* _AIM OF THE TASK_
Across all the records below, count the lines that hold "data". State only that figure.

§ §

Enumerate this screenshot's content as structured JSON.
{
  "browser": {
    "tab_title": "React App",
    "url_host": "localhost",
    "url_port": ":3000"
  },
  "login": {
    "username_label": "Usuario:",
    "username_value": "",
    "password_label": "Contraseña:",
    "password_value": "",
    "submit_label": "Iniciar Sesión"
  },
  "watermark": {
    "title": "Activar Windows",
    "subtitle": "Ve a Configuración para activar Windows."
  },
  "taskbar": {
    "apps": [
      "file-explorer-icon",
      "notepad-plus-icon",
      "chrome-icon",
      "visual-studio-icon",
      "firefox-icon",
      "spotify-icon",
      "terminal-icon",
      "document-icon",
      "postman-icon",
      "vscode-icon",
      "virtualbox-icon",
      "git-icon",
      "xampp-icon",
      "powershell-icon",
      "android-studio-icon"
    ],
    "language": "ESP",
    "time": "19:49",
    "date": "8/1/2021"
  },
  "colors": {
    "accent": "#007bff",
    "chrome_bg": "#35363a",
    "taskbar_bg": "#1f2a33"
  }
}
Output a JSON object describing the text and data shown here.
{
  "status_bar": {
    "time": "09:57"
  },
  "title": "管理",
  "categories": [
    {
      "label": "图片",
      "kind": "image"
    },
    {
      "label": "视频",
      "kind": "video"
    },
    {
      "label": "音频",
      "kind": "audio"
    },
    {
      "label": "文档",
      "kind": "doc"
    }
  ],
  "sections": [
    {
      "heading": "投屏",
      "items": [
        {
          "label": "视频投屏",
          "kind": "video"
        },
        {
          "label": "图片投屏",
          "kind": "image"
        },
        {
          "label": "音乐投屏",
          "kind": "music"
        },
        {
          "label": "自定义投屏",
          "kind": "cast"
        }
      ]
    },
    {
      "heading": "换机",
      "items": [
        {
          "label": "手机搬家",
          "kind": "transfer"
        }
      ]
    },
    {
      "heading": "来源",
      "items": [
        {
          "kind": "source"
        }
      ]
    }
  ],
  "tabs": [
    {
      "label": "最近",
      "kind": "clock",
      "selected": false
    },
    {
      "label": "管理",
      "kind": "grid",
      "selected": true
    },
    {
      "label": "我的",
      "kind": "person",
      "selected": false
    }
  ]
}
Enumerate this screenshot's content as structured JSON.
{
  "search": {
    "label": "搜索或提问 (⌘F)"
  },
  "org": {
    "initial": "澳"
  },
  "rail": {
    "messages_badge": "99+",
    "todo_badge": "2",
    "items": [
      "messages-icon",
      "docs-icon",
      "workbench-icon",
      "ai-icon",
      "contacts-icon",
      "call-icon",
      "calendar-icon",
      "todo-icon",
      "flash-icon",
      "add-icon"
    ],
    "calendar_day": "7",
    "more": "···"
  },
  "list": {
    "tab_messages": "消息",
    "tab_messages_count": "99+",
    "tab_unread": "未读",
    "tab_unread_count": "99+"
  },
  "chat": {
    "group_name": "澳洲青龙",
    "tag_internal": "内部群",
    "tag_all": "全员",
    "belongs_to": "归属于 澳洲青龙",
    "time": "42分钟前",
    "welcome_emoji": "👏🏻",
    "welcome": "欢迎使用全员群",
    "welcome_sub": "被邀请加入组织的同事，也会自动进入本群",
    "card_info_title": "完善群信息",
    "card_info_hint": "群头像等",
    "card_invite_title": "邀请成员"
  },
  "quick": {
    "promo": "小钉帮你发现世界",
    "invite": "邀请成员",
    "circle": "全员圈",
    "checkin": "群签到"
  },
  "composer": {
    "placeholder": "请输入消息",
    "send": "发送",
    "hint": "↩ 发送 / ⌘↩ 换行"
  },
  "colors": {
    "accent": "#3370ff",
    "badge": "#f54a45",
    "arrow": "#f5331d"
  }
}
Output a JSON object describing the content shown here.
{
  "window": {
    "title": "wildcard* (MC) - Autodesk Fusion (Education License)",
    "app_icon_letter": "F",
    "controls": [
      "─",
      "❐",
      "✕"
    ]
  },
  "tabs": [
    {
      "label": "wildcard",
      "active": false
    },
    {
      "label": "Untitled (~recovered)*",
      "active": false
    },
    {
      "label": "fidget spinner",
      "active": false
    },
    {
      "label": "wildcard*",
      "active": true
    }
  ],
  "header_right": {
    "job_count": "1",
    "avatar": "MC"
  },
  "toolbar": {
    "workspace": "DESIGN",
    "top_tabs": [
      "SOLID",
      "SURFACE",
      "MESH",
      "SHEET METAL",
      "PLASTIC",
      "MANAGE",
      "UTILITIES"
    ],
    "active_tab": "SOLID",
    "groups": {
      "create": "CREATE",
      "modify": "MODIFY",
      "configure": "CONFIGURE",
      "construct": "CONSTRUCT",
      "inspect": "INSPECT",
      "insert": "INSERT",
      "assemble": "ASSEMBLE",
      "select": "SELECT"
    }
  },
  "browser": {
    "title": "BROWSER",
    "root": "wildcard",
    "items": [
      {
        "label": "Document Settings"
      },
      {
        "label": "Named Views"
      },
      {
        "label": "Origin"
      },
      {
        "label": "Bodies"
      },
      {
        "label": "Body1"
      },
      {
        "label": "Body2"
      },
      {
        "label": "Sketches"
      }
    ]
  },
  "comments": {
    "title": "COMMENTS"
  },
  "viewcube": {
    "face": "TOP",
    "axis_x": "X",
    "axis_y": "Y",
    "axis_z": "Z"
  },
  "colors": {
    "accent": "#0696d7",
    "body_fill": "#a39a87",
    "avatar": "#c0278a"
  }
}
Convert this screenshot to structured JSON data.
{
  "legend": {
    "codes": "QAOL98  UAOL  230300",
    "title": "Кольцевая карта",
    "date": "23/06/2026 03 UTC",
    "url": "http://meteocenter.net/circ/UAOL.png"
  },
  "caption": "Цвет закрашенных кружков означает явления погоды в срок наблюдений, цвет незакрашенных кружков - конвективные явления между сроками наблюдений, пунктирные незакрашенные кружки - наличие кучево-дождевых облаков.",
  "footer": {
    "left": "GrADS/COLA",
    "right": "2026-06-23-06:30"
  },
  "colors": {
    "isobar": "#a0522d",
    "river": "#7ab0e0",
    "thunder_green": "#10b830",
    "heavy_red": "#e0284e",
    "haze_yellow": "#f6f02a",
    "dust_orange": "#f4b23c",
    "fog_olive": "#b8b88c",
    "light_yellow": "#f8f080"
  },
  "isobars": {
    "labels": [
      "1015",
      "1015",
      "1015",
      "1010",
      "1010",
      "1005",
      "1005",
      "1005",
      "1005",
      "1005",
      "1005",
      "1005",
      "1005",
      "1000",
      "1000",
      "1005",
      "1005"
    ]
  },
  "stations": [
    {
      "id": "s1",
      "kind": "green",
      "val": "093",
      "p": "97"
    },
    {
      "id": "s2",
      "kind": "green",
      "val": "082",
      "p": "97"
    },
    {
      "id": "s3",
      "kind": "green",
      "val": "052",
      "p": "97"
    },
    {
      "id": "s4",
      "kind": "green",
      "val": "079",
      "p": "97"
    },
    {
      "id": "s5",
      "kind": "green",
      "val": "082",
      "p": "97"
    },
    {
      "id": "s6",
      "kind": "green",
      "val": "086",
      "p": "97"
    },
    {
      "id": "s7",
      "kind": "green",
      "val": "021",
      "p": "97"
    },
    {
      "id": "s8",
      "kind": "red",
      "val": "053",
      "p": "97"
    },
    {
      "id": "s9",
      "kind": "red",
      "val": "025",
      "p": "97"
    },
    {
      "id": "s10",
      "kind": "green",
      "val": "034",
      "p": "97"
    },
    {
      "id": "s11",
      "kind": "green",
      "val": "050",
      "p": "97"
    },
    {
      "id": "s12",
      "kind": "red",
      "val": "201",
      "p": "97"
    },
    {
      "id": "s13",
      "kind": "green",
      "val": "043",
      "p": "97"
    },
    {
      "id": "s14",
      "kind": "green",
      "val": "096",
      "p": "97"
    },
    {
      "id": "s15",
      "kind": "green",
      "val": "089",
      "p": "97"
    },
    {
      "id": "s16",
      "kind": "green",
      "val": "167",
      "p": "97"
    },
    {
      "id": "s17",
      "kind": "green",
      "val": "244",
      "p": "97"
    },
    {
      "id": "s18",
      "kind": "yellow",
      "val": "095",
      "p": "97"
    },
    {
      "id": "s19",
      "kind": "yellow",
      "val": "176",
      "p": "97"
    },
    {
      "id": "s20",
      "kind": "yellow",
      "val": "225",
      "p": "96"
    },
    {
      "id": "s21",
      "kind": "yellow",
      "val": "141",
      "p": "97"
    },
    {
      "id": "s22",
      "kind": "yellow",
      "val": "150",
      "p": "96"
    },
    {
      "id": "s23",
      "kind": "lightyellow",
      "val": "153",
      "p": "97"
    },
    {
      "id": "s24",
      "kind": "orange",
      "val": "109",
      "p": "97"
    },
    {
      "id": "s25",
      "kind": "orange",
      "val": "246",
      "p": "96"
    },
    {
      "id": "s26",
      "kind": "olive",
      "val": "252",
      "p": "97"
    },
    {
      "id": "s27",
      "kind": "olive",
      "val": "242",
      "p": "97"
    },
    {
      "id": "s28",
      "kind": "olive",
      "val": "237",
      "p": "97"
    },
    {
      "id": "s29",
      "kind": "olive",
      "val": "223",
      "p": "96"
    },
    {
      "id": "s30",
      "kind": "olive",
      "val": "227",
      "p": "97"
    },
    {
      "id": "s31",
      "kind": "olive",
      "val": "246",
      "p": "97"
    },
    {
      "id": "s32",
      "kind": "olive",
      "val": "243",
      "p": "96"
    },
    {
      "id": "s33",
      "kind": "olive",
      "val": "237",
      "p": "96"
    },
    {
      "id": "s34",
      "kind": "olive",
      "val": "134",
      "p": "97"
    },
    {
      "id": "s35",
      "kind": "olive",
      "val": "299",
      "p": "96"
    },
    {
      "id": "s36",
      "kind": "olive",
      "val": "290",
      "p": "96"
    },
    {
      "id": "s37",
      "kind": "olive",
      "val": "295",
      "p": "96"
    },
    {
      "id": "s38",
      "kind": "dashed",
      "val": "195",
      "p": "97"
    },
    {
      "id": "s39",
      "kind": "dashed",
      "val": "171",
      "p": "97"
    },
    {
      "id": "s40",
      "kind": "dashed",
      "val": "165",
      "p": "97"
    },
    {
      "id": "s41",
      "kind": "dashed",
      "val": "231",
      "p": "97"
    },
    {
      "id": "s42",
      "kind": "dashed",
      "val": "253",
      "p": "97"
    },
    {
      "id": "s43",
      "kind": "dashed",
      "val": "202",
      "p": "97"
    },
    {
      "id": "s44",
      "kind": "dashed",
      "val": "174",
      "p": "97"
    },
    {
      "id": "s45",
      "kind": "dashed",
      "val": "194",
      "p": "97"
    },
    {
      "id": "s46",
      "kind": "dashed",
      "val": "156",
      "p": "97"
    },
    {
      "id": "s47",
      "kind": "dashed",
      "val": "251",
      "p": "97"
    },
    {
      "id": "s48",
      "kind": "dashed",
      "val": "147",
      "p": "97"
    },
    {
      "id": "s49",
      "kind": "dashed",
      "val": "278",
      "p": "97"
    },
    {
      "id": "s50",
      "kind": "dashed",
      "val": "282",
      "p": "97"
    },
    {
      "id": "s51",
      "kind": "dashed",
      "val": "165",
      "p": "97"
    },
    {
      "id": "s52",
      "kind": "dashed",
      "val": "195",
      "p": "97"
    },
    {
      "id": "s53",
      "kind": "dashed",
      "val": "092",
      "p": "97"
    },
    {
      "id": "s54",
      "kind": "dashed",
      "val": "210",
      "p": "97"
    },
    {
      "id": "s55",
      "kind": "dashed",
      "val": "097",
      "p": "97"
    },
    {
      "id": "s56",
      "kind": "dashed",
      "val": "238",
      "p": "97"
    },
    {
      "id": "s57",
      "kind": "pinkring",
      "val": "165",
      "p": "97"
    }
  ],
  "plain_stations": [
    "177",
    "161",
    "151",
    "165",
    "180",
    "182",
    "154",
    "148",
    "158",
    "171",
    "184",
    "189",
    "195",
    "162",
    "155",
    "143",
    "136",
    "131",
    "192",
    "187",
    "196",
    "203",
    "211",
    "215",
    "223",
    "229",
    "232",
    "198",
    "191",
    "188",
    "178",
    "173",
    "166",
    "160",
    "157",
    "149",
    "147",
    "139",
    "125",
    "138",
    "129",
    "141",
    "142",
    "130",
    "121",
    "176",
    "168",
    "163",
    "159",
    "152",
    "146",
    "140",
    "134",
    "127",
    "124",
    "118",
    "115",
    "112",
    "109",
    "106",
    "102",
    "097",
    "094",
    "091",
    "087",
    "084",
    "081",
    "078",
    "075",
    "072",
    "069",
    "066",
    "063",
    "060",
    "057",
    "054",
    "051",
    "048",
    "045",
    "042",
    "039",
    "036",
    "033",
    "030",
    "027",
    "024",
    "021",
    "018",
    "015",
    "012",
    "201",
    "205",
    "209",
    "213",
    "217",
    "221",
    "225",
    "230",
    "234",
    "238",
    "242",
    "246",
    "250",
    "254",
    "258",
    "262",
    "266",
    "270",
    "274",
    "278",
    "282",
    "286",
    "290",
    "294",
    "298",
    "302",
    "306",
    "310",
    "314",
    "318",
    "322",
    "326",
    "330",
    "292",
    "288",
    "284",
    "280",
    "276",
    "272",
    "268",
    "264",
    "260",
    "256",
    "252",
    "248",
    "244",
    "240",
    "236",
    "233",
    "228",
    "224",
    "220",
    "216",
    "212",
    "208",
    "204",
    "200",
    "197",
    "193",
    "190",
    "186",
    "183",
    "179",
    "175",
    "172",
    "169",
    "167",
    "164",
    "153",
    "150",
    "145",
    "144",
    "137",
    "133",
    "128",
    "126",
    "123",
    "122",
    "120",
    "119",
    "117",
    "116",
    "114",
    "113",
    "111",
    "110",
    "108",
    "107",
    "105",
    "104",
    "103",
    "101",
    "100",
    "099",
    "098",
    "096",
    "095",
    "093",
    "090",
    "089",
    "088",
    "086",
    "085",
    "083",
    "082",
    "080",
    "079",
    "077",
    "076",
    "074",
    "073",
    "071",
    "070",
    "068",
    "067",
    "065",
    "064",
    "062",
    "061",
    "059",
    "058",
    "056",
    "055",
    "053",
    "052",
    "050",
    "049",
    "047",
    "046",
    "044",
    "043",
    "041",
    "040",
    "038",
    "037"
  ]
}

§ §

* _EXERCISE SOLUTION_
2